## What is required
Among the lines of the records, please find those that contain the word "last" and copy them.

Top of Data for processing

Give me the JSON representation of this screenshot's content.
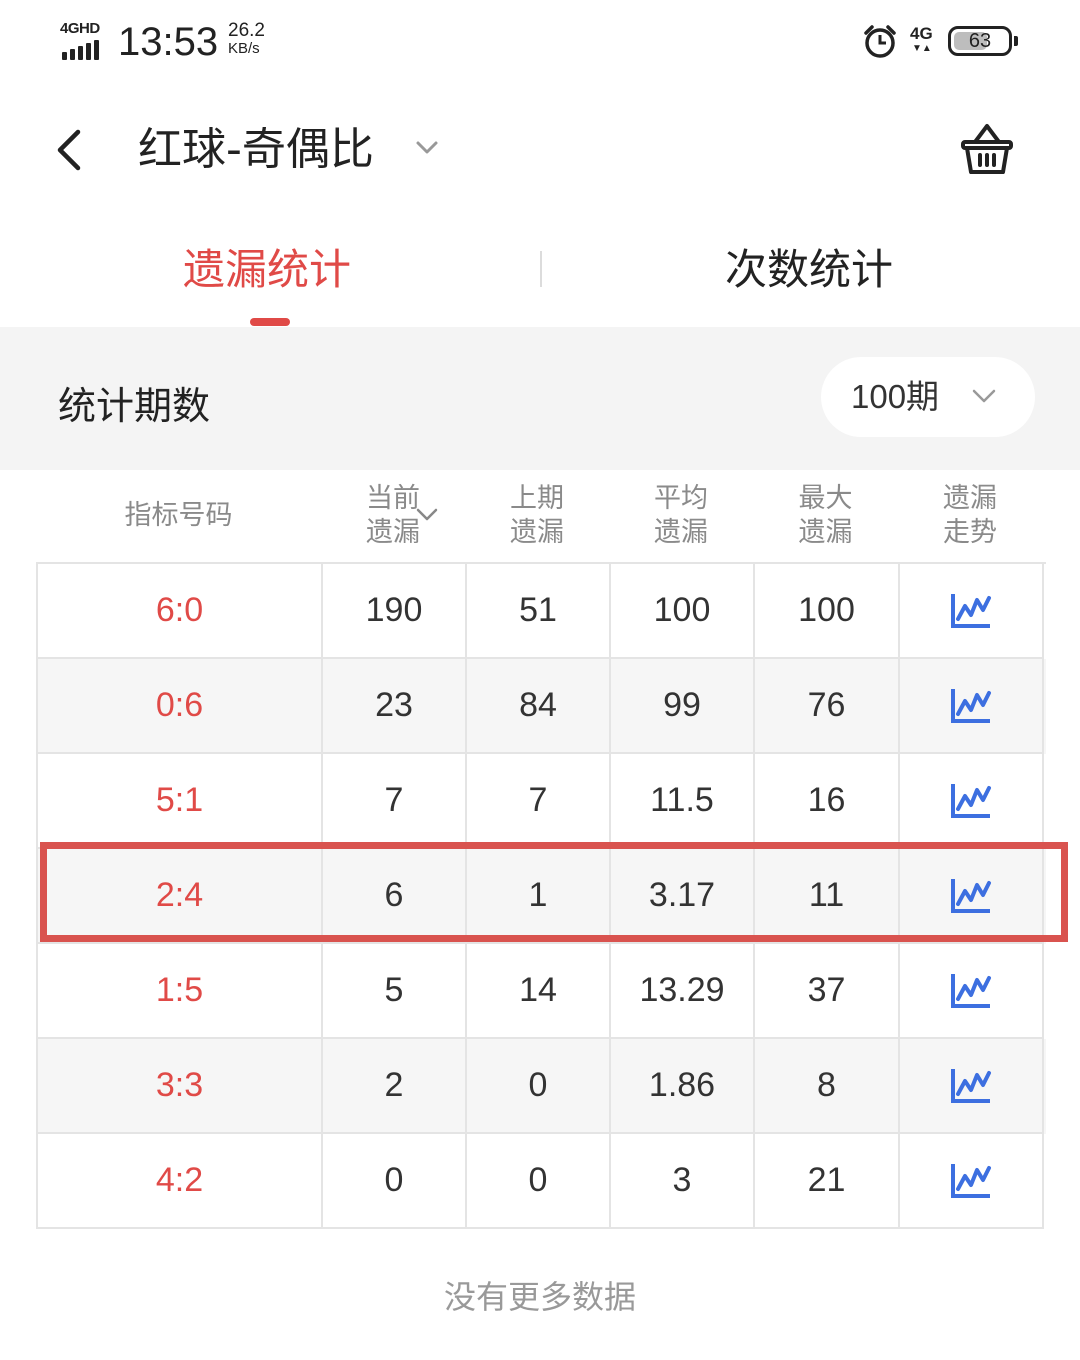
{
  "status_bar": {
    "network": "4GHD",
    "time": "13:53",
    "speed_value": "26.2",
    "speed_unit": "KB/s",
    "mobile_data": "4G",
    "battery": "63",
    "battery_level": 0.63
  },
  "header": {
    "title": "红球-奇偶比"
  },
  "tabs": [
    {
      "label": "遗漏统计",
      "active": true
    },
    {
      "label": "次数统计",
      "active": false
    }
  ],
  "period": {
    "label": "统计期数",
    "value": "100期"
  },
  "table": {
    "headers": [
      {
        "line1": "指标号码",
        "line2": ""
      },
      {
        "line1": "当前",
        "line2": "遗漏"
      },
      {
        "line1": "上期",
        "line2": "遗漏"
      },
      {
        "line1": "平均",
        "line2": "遗漏"
      },
      {
        "line1": "最大",
        "line2": "遗漏"
      },
      {
        "line1": "遗漏",
        "line2": "走势"
      }
    ],
    "rows": [
      {
        "code": "6:0",
        "current": "190",
        "last": "51",
        "avg": "100",
        "max": "100"
      },
      {
        "code": "0:6",
        "current": "23",
        "last": "84",
        "avg": "99",
        "max": "76"
      },
      {
        "code": "5:1",
        "current": "7",
        "last": "7",
        "avg": "11.5",
        "max": "16"
      },
      {
        "code": "2:4",
        "current": "6",
        "last": "1",
        "avg": "3.17",
        "max": "11"
      },
      {
        "code": "1:5",
        "current": "5",
        "last": "14",
        "avg": "13.29",
        "max": "37"
      },
      {
        "code": "3:3",
        "current": "2",
        "last": "0",
        "avg": "1.86",
        "max": "8"
      },
      {
        "code": "4:2",
        "current": "0",
        "last": "0",
        "avg": "3",
        "max": "21"
      }
    ],
    "highlighted_row": "2:4"
  },
  "footer": {
    "no_more": "没有更多数据"
  },
  "colors": {
    "accent": "#e04a47",
    "trend_icon": "#3d6fe0",
    "highlight_box": "#d9534f"
  },
  "icons": [
    "back-arrow-icon",
    "chevron-down-icon",
    "basket-icon",
    "trend-chart-icon",
    "alarm-clock-icon"
  ]
}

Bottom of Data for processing

## Expected output
        "last": "51",
        "last": "84",
        "last": "7",
        "last": "1",
        "last": "14",
        "last": "0",
        "last": "0",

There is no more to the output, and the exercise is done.